DESCRIPTION OF THE TASK: Pull every line that includes the word "Workforce" from the data.

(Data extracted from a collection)
================
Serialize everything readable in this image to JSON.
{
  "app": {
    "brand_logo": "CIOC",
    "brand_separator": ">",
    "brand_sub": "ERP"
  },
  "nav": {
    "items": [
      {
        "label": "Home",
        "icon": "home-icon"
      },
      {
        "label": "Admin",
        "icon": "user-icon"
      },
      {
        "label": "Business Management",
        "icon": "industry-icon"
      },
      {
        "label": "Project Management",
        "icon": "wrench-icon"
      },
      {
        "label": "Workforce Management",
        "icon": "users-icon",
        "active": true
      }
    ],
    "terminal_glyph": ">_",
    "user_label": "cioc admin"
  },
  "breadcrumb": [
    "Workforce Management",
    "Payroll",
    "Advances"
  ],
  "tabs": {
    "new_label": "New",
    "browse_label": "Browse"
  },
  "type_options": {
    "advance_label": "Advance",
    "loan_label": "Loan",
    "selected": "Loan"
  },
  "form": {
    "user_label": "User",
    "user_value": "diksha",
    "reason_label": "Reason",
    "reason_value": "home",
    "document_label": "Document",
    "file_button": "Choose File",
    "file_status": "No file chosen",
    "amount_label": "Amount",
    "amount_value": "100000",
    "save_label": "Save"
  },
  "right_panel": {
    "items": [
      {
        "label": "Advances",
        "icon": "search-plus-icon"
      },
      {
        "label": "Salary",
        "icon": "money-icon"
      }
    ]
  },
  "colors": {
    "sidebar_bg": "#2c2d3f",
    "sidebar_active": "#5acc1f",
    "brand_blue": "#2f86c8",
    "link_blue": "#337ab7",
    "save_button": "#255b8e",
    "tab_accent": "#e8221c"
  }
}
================
OUTPUT OF THE EXERCISE:
        "label": "Workforce Management",
    "Workforce Management",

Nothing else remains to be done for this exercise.